PROBLEM TO WORK ON: Go line by line through the records below. Copy whichever lines contain the string "java".

STORED DATA Start Marker

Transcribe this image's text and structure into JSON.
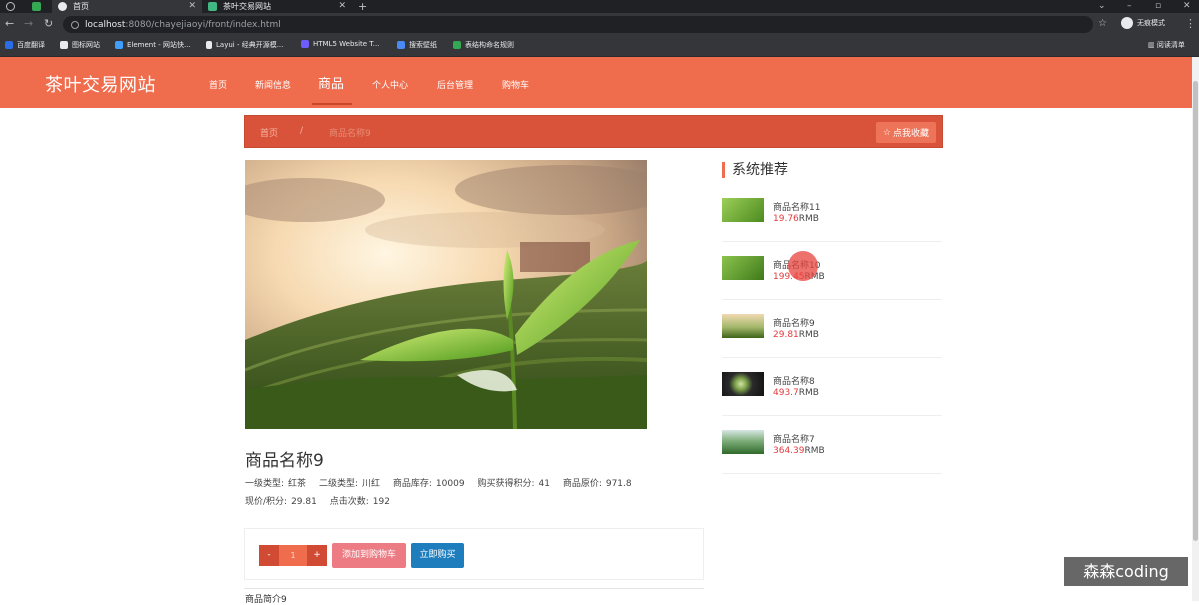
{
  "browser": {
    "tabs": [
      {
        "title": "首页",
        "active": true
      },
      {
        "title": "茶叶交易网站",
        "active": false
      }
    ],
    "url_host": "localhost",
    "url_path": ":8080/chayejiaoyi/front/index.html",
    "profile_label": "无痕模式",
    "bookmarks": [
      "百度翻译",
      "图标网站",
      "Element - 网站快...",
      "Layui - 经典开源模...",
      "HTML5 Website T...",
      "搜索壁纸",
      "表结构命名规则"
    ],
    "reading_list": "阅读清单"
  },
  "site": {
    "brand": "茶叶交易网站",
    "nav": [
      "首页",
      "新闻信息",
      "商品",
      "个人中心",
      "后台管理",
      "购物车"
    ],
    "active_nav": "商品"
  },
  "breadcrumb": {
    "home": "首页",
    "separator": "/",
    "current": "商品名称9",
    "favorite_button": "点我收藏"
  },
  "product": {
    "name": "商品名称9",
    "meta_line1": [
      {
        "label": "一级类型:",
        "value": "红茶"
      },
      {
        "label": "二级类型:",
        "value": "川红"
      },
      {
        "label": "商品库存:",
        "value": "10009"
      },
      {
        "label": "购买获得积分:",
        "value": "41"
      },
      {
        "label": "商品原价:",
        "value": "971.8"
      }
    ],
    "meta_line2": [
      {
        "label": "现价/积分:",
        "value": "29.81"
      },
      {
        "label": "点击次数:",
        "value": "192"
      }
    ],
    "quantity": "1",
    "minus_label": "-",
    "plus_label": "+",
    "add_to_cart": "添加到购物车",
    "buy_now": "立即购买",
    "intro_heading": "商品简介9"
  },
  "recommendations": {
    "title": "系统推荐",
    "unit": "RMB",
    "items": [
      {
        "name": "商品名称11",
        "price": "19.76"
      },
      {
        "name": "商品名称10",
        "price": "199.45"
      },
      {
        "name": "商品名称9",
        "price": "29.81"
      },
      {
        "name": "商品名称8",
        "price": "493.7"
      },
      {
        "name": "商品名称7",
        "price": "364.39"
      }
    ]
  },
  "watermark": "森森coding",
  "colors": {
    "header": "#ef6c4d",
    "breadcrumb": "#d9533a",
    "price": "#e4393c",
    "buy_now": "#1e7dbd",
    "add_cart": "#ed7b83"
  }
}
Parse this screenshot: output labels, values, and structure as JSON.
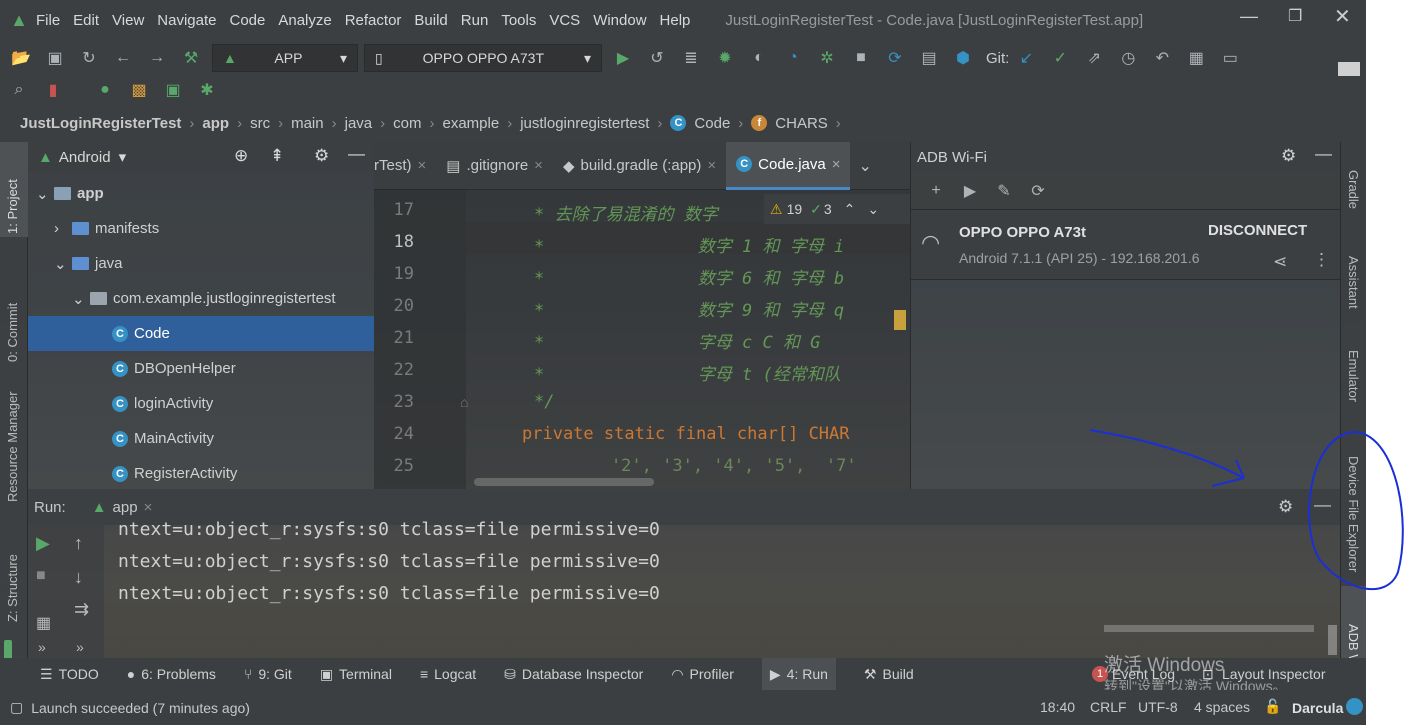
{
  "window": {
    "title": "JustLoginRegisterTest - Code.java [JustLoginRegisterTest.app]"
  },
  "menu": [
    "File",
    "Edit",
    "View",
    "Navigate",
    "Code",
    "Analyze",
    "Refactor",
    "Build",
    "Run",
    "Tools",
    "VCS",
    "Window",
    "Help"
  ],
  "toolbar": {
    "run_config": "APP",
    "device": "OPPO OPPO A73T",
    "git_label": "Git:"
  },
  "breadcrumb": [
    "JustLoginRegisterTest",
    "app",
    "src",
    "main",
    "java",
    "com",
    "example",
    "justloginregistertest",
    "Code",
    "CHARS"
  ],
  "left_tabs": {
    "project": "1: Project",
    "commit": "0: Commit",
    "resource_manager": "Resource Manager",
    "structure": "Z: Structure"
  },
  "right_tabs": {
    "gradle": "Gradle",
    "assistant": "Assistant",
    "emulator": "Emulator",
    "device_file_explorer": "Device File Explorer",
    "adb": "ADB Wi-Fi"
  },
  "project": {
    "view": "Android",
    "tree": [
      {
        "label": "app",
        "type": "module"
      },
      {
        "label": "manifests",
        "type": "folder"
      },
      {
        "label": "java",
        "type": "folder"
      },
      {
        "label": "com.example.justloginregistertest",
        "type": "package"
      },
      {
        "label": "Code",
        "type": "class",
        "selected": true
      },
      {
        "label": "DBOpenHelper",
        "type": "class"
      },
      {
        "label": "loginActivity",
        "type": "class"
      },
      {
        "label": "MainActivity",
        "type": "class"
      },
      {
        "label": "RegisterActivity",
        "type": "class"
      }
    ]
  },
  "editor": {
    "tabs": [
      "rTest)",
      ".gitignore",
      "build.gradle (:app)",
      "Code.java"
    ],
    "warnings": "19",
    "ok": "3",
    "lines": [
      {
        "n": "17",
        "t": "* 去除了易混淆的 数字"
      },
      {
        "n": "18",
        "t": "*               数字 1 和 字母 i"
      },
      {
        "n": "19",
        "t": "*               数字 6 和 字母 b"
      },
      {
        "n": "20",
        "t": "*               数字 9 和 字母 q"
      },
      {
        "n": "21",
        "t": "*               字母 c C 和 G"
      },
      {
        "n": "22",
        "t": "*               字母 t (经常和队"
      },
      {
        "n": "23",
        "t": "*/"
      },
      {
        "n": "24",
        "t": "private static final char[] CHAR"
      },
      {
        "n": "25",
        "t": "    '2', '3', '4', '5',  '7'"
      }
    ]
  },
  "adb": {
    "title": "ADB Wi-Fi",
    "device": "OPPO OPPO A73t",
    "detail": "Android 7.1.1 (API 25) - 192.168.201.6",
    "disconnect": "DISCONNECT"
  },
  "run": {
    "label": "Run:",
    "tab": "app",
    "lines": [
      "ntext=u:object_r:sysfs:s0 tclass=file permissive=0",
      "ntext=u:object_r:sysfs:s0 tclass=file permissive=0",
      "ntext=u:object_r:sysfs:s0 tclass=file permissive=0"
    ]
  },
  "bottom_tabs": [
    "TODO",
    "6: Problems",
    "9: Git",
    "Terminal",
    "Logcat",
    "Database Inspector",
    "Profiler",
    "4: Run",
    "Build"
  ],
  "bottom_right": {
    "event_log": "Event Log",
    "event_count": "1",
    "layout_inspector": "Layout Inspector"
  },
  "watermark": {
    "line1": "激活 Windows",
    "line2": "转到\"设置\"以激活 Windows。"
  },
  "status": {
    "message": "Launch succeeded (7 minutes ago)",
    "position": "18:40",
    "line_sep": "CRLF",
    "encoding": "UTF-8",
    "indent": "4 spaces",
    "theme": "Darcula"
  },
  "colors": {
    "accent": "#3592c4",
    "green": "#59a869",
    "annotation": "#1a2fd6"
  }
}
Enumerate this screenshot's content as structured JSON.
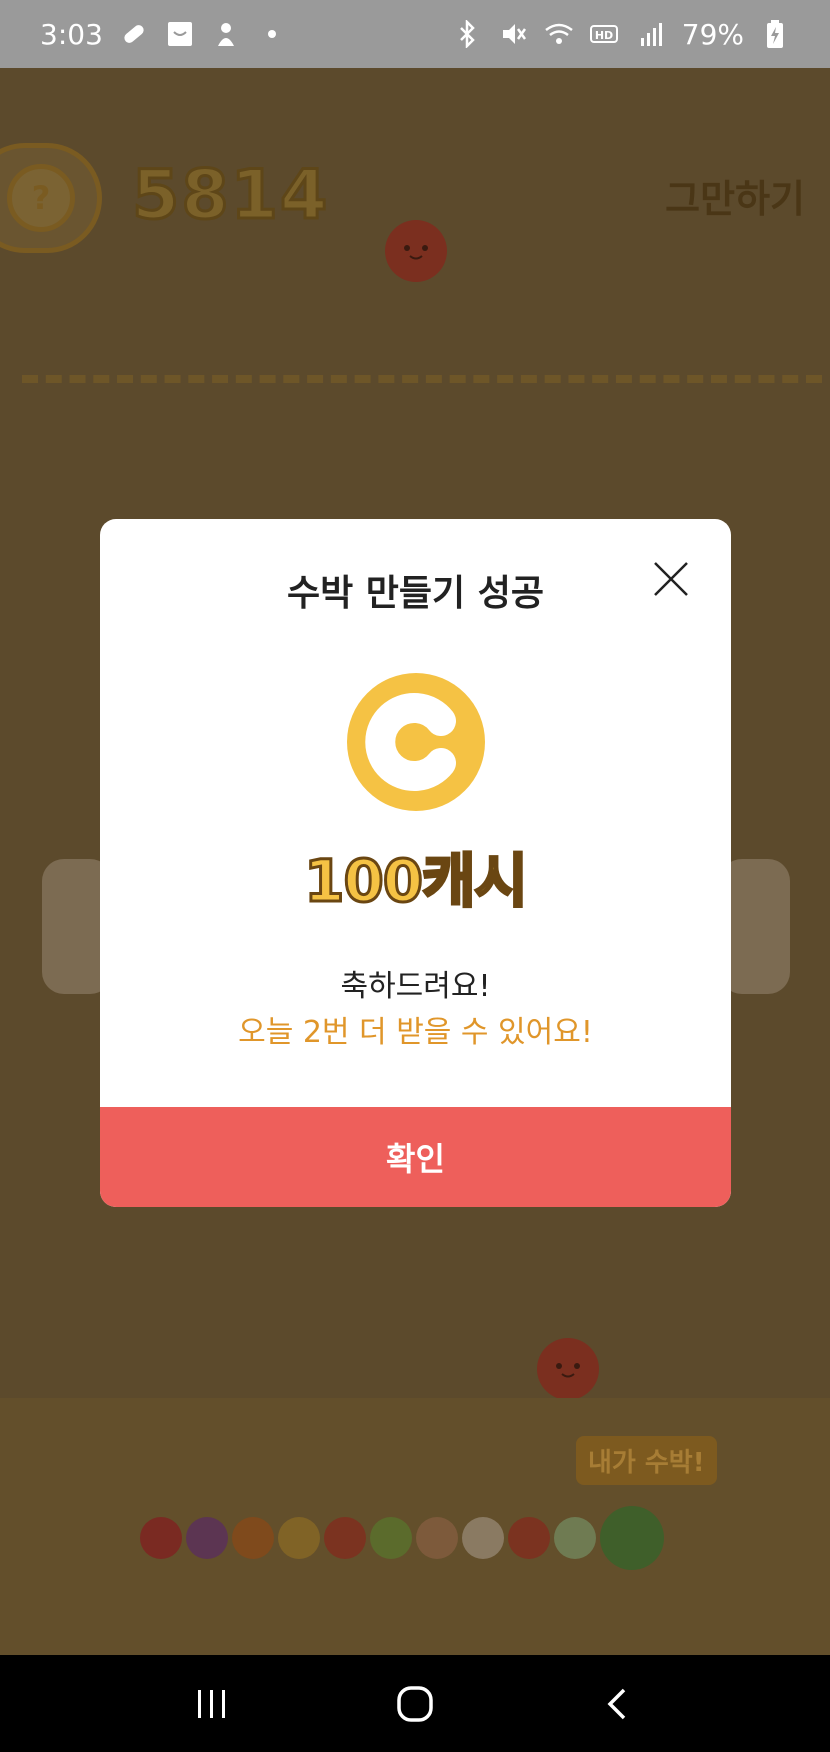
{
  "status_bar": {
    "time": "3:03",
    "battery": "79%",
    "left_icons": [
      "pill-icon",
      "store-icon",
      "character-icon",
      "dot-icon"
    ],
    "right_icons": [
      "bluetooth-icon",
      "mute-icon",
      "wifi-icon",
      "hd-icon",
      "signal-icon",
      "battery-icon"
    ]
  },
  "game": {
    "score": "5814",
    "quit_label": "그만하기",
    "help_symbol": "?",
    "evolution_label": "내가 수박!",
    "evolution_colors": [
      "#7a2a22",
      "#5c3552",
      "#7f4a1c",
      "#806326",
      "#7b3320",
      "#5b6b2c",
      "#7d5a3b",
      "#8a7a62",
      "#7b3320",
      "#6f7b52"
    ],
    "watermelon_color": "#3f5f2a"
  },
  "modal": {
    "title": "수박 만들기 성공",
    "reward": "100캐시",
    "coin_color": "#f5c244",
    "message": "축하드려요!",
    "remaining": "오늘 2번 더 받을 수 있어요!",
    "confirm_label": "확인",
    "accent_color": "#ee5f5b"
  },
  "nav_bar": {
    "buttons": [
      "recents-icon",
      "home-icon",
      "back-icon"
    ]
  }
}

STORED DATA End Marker

WRITTEN ANSWER:
    "title": "JustLoginRegisterTest - Code.java [JustLoginRegisterTest.app]"
    "java",
        "label": "java",
      "Code.java"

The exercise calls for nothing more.